▸ TASK INPUT
·····

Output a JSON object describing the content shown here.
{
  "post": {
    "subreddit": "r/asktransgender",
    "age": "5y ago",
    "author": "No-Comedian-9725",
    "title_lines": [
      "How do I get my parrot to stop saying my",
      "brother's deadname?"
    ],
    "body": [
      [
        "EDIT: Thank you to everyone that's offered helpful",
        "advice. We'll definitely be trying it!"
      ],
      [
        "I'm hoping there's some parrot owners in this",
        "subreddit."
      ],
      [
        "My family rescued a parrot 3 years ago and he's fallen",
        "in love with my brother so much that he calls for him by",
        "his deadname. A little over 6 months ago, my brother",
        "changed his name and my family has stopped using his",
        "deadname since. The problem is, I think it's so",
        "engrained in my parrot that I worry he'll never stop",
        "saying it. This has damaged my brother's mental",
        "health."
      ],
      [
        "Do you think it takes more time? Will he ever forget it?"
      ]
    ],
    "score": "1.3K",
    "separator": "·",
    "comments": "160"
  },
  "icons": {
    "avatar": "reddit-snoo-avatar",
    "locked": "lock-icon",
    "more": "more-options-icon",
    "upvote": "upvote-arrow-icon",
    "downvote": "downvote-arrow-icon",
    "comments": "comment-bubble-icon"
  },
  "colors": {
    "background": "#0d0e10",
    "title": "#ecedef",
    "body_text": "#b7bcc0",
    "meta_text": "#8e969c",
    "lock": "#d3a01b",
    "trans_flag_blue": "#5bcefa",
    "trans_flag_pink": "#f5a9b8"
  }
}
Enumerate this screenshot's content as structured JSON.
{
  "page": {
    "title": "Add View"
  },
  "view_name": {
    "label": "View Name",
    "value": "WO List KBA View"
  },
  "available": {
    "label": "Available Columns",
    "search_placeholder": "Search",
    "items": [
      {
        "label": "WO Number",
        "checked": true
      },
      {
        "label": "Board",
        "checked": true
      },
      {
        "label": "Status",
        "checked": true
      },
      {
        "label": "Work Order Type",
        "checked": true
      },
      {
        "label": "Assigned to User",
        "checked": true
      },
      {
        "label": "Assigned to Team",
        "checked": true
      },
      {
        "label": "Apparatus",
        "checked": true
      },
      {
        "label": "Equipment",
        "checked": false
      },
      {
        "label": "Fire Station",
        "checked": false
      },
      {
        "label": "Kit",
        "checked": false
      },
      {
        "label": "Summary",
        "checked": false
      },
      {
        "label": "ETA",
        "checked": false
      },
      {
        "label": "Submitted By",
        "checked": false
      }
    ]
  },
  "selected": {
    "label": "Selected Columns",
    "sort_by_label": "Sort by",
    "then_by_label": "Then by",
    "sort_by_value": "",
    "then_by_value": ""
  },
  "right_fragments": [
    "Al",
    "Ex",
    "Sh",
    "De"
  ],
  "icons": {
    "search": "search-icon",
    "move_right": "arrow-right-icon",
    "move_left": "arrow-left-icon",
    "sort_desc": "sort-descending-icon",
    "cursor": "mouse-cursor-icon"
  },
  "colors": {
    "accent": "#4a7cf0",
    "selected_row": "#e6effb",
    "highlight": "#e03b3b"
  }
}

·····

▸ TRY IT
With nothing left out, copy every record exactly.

▸ EXERCISE OUTPUT
Output a JSON object describing the content shown here.
{
  "post": {
    "subreddit": "r/asktransgender",
    "age": "5y ago",
    "author": "No-Comedian-9725",
    "title_lines": [
      "How do I get my parrot to stop saying my",
      "brother's deadname?"
    ],
    "body": [
      [
        "EDIT: Thank you to everyone that's offered helpful",
        "advice. We'll definitely be trying it!"
      ],
      [
        "I'm hoping there's some parrot owners in this",
        "subreddit."
      ],
      [
        "My family rescued a parrot 3 years ago and he's fallen",
        "in love with my brother so much that he calls for him by",
        "his deadname. A little over 6 months ago, my brother",
        "changed his name and my family has stopped using his",
        "deadname since. The problem is, I think it's so",
        "engrained in my parrot that I worry he'll never stop",
        "saying it. This has damaged my brother's mental",
        "health."
      ],
      [
        "Do you think it takes more time? Will he ever forget it?"
      ]
    ],
    "score": "1.3K",
    "separator": "·",
    "comments": "160"
  },
  "icons": {
    "avatar": "reddit-snoo-avatar",
    "locked": "lock-icon",
    "more": "more-options-icon",
    "upvote": "upvote-arrow-icon",
    "downvote": "downvote-arrow-icon",
    "comments": "comment-bubble-icon"
  },
  "colors": {
    "background": "#0d0e10",
    "title": "#ecedef",
    "body_text": "#b7bcc0",
    "meta_text": "#8e969c",
    "lock": "#d3a01b",
    "trans_flag_blue": "#5bcefa",
    "trans_flag_pink": "#f5a9b8"
  }
}
Enumerate this screenshot's content as structured JSON.
{
  "page": {
    "title": "Add View"
  },
  "view_name": {
    "label": "View Name",
    "value": "WO List KBA View"
  },
  "available": {
    "label": "Available Columns",
    "search_placeholder": "Search",
    "items": [
      {
        "label": "WO Number",
        "checked": true
      },
      {
        "label": "Board",
        "checked": true
      },
      {
        "label": "Status",
        "checked": true
      },
      {
        "label": "Work Order Type",
        "checked": true
      },
      {
        "label": "Assigned to User",
        "checked": true
      },
      {
        "label": "Assigned to Team",
        "checked": true
      },
      {
        "label": "Apparatus",
        "checked": true
      },
      {
        "label": "Equipment",
        "checked": false
      },
      {
        "label": "Fire Station",
        "checked": false
      },
      {
        "label": "Kit",
        "checked": false
      },
      {
        "label": "Summary",
        "checked": false
      },
      {
        "label": "ETA",
        "checked": false
      },
      {
        "label": "Submitted By",
        "checked": false
      }
    ]
  },
  "selected": {
    "label": "Selected Columns",
    "sort_by_label": "Sort by",
    "then_by_label": "Then by",
    "sort_by_value": "",
    "then_by_value": ""
  },
  "right_fragments": [
    "Al",
    "Ex",
    "Sh",
    "De"
  ],
  "icons": {
    "search": "search-icon",
    "move_right": "arrow-right-icon",
    "move_left": "arrow-left-icon",
    "sort_desc": "sort-descending-icon",
    "cursor": "mouse-cursor-icon"
  },
  "colors": {
    "accent": "#4a7cf0",
    "selected_row": "#e6effb",
    "highlight": "#e03b3b"
  }
}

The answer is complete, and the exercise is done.